Data records:
*-*-*

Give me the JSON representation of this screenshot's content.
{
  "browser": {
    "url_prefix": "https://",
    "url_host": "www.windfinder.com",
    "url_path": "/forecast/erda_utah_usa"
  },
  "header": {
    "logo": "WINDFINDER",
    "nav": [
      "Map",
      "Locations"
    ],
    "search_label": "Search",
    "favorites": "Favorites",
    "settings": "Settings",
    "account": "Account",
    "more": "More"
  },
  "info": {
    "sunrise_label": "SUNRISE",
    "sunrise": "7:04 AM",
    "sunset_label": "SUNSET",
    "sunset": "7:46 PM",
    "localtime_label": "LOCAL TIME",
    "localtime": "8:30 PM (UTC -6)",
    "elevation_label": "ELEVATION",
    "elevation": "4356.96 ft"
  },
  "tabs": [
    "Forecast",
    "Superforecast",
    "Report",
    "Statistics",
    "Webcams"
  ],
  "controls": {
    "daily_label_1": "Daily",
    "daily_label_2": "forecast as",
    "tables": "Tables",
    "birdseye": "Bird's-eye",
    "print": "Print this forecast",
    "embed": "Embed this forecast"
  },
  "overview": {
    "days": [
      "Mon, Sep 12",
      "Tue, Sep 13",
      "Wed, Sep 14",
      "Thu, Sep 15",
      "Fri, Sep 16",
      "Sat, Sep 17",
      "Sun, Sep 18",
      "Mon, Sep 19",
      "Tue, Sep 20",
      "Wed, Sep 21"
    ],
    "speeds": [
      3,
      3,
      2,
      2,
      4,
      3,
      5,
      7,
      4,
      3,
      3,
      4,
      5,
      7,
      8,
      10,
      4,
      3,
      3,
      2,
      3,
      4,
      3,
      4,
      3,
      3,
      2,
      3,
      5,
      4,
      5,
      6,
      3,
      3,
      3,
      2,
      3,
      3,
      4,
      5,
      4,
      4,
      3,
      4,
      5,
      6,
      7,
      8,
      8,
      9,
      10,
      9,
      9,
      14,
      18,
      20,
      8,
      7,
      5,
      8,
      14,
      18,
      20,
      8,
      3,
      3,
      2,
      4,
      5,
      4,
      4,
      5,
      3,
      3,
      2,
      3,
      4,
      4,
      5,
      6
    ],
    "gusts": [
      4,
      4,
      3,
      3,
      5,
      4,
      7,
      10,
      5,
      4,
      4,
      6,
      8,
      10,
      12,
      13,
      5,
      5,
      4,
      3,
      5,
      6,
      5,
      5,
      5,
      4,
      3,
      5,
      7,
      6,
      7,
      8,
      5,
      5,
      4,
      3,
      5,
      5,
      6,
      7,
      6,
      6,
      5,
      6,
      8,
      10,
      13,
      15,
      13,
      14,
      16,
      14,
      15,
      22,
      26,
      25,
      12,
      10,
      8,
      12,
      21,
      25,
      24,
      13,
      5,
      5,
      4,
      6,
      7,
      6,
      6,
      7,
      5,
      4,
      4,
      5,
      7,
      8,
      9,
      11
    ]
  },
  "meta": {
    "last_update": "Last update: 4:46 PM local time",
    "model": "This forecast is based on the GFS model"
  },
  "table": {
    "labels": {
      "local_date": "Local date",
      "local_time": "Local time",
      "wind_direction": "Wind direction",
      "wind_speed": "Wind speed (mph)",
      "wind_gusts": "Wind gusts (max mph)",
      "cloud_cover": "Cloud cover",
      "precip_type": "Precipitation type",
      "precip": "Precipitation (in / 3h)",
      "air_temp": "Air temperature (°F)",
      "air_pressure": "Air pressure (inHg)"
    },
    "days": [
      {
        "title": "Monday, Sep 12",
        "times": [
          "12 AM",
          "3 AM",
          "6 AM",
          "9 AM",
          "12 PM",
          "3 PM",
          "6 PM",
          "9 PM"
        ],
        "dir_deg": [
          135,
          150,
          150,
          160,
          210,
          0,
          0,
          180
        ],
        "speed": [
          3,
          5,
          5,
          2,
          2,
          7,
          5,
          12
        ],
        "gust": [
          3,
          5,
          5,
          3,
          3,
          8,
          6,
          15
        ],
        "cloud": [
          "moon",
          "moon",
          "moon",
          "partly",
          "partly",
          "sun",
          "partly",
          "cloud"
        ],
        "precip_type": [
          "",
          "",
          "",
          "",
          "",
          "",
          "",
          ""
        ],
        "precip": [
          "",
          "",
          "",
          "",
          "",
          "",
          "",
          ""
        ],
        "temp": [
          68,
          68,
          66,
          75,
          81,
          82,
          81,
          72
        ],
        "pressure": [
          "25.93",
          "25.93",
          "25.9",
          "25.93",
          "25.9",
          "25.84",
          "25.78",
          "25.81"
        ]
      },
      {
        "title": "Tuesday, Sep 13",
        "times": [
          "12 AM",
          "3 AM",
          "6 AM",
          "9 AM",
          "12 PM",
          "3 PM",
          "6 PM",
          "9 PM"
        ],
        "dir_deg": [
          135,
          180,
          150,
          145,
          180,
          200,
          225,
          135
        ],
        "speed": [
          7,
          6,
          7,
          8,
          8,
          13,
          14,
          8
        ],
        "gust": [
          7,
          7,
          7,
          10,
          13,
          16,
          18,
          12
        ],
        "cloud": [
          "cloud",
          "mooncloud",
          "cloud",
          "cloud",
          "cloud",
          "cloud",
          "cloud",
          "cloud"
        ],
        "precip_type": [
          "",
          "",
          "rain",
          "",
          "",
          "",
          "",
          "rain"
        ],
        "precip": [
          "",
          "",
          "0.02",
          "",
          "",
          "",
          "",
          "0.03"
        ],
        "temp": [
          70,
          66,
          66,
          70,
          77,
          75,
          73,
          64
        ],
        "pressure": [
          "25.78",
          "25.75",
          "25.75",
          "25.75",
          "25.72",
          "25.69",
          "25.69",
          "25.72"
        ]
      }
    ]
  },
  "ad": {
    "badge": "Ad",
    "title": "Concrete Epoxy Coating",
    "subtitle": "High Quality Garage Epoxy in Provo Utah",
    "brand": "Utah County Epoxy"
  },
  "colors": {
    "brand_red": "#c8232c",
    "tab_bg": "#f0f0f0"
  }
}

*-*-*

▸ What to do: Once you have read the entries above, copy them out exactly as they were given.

▸ Reply to the exercise:
Give me the JSON representation of this screenshot's content.
{
  "browser": {
    "url_prefix": "https://",
    "url_host": "www.windfinder.com",
    "url_path": "/forecast/erda_utah_usa"
  },
  "header": {
    "logo": "WINDFINDER",
    "nav": [
      "Map",
      "Locations"
    ],
    "search_label": "Search",
    "favorites": "Favorites",
    "settings": "Settings",
    "account": "Account",
    "more": "More"
  },
  "info": {
    "sunrise_label": "SUNRISE",
    "sunrise": "7:04 AM",
    "sunset_label": "SUNSET",
    "sunset": "7:46 PM",
    "localtime_label": "LOCAL TIME",
    "localtime": "8:30 PM (UTC -6)",
    "elevation_label": "ELEVATION",
    "elevation": "4356.96 ft"
  },
  "tabs": [
    "Forecast",
    "Superforecast",
    "Report",
    "Statistics",
    "Webcams"
  ],
  "controls": {
    "daily_label_1": "Daily",
    "daily_label_2": "forecast as",
    "tables": "Tables",
    "birdseye": "Bird's-eye",
    "print": "Print this forecast",
    "embed": "Embed this forecast"
  },
  "overview": {
    "days": [
      "Mon, Sep 12",
      "Tue, Sep 13",
      "Wed, Sep 14",
      "Thu, Sep 15",
      "Fri, Sep 16",
      "Sat, Sep 17",
      "Sun, Sep 18",
      "Mon, Sep 19",
      "Tue, Sep 20",
      "Wed, Sep 21"
    ],
    "speeds": [
      3,
      3,
      2,
      2,
      4,
      3,
      5,
      7,
      4,
      3,
      3,
      4,
      5,
      7,
      8,
      10,
      4,
      3,
      3,
      2,
      3,
      4,
      3,
      4,
      3,
      3,
      2,
      3,
      5,
      4,
      5,
      6,
      3,
      3,
      3,
      2,
      3,
      3,
      4,
      5,
      4,
      4,
      3,
      4,
      5,
      6,
      7,
      8,
      8,
      9,
      10,
      9,
      9,
      14,
      18,
      20,
      8,
      7,
      5,
      8,
      14,
      18,
      20,
      8,
      3,
      3,
      2,
      4,
      5,
      4,
      4,
      5,
      3,
      3,
      2,
      3,
      4,
      4,
      5,
      6
    ],
    "gusts": [
      4,
      4,
      3,
      3,
      5,
      4,
      7,
      10,
      5,
      4,
      4,
      6,
      8,
      10,
      12,
      13,
      5,
      5,
      4,
      3,
      5,
      6,
      5,
      5,
      5,
      4,
      3,
      5,
      7,
      6,
      7,
      8,
      5,
      5,
      4,
      3,
      5,
      5,
      6,
      7,
      6,
      6,
      5,
      6,
      8,
      10,
      13,
      15,
      13,
      14,
      16,
      14,
      15,
      22,
      26,
      25,
      12,
      10,
      8,
      12,
      21,
      25,
      24,
      13,
      5,
      5,
      4,
      6,
      7,
      6,
      6,
      7,
      5,
      4,
      4,
      5,
      7,
      8,
      9,
      11
    ]
  },
  "meta": {
    "last_update": "Last update: 4:46 PM local time",
    "model": "This forecast is based on the GFS model"
  },
  "table": {
    "labels": {
      "local_date": "Local date",
      "local_time": "Local time",
      "wind_direction": "Wind direction",
      "wind_speed": "Wind speed (mph)",
      "wind_gusts": "Wind gusts (max mph)",
      "cloud_cover": "Cloud cover",
      "precip_type": "Precipitation type",
      "precip": "Precipitation (in / 3h)",
      "air_temp": "Air temperature (°F)",
      "air_pressure": "Air pressure (inHg)"
    },
    "days": [
      {
        "title": "Monday, Sep 12",
        "times": [
          "12 AM",
          "3 AM",
          "6 AM",
          "9 AM",
          "12 PM",
          "3 PM",
          "6 PM",
          "9 PM"
        ],
        "dir_deg": [
          135,
          150,
          150,
          160,
          210,
          0,
          0,
          180
        ],
        "speed": [
          3,
          5,
          5,
          2,
          2,
          7,
          5,
          12
        ],
        "gust": [
          3,
          5,
          5,
          3,
          3,
          8,
          6,
          15
        ],
        "cloud": [
          "moon",
          "moon",
          "moon",
          "partly",
          "partly",
          "sun",
          "partly",
          "cloud"
        ],
        "precip_type": [
          "",
          "",
          "",
          "",
          "",
          "",
          "",
          ""
        ],
        "precip": [
          "",
          "",
          "",
          "",
          "",
          "",
          "",
          ""
        ],
        "temp": [
          68,
          68,
          66,
          75,
          81,
          82,
          81,
          72
        ],
        "pressure": [
          "25.93",
          "25.93",
          "25.9",
          "25.93",
          "25.9",
          "25.84",
          "25.78",
          "25.81"
        ]
      },
      {
        "title": "Tuesday, Sep 13",
        "times": [
          "12 AM",
          "3 AM",
          "6 AM",
          "9 AM",
          "12 PM",
          "3 PM",
          "6 PM",
          "9 PM"
        ],
        "dir_deg": [
          135,
          180,
          150,
          145,
          180,
          200,
          225,
          135
        ],
        "speed": [
          7,
          6,
          7,
          8,
          8,
          13,
          14,
          8
        ],
        "gust": [
          7,
          7,
          7,
          10,
          13,
          16,
          18,
          12
        ],
        "cloud": [
          "cloud",
          "mooncloud",
          "cloud",
          "cloud",
          "cloud",
          "cloud",
          "cloud",
          "cloud"
        ],
        "precip_type": [
          "",
          "",
          "rain",
          "",
          "",
          "",
          "",
          "rain"
        ],
        "precip": [
          "",
          "",
          "0.02",
          "",
          "",
          "",
          "",
          "0.03"
        ],
        "temp": [
          70,
          66,
          66,
          70,
          77,
          75,
          73,
          64
        ],
        "pressure": [
          "25.78",
          "25.75",
          "25.75",
          "25.75",
          "25.72",
          "25.69",
          "25.69",
          "25.72"
        ]
      }
    ]
  },
  "ad": {
    "badge": "Ad",
    "title": "Concrete Epoxy Coating",
    "subtitle": "High Quality Garage Epoxy in Provo Utah",
    "brand": "Utah County Epoxy"
  },
  "colors": {
    "brand_red": "#c8232c",
    "tab_bg": "#f0f0f0"
  }
}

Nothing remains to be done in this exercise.